**Your goal**
Your answer should be the lines of the listing that contain the word "title".

**Provided data**
-.-.-

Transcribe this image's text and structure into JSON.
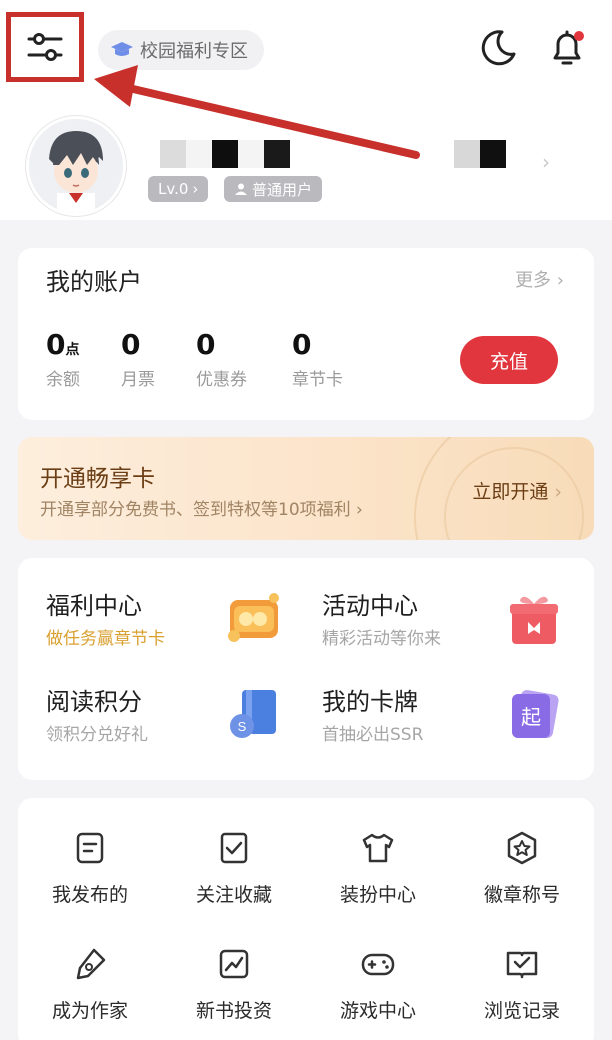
{
  "header": {
    "campus_label": "校园福利专区"
  },
  "profile": {
    "level": "Lv.0",
    "user_type": "普通用户"
  },
  "account": {
    "title": "我的账户",
    "more": "更多",
    "stats": [
      {
        "value": "0",
        "unit": "点",
        "label": "余额"
      },
      {
        "value": "0",
        "unit": "",
        "label": "月票"
      },
      {
        "value": "0",
        "unit": "",
        "label": "优惠券"
      },
      {
        "value": "0",
        "unit": "",
        "label": "章节卡"
      }
    ],
    "recharge": "充值"
  },
  "vip": {
    "title": "开通畅享卡",
    "desc": "开通享部分免费书、签到特权等10项福利",
    "cta": "立即开通"
  },
  "features": [
    {
      "title": "福利中心",
      "sub": "做任务赢章节卡",
      "icon": "wallet-icon",
      "sub_color": "#d9a030"
    },
    {
      "title": "活动中心",
      "sub": "精彩活动等你来",
      "icon": "gift-icon",
      "sub_color": "#a6a6a6"
    },
    {
      "title": "阅读积分",
      "sub": "领积分兑好礼",
      "icon": "book-coin-icon",
      "sub_color": "#a6a6a6"
    },
    {
      "title": "我的卡牌",
      "sub": "首抽必出SSR",
      "icon": "card-icon",
      "sub_color": "#a6a6a6"
    }
  ],
  "card_glyph": "起",
  "grid": [
    {
      "label": "我发布的",
      "icon": "document-icon"
    },
    {
      "label": "关注收藏",
      "icon": "bookmark-check-icon"
    },
    {
      "label": "装扮中心",
      "icon": "shirt-icon"
    },
    {
      "label": "徽章称号",
      "icon": "badge-star-icon"
    },
    {
      "label": "成为作家",
      "icon": "pen-icon"
    },
    {
      "label": "新书投资",
      "icon": "trend-chart-icon"
    },
    {
      "label": "游戏中心",
      "icon": "gamepad-icon"
    },
    {
      "label": "浏览记录",
      "icon": "book-history-icon"
    }
  ],
  "colors": {
    "accent": "#e2363e",
    "highlight_box": "#c8302c",
    "vip_text": "#6b3e16"
  }
}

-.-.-

**Written answer**
    "title": "我的账户",
    "title": "开通畅享卡",
      "title": "福利中心",
      "title": "活动中心",
      "title": "阅读积分",
      "title": "我的卡牌",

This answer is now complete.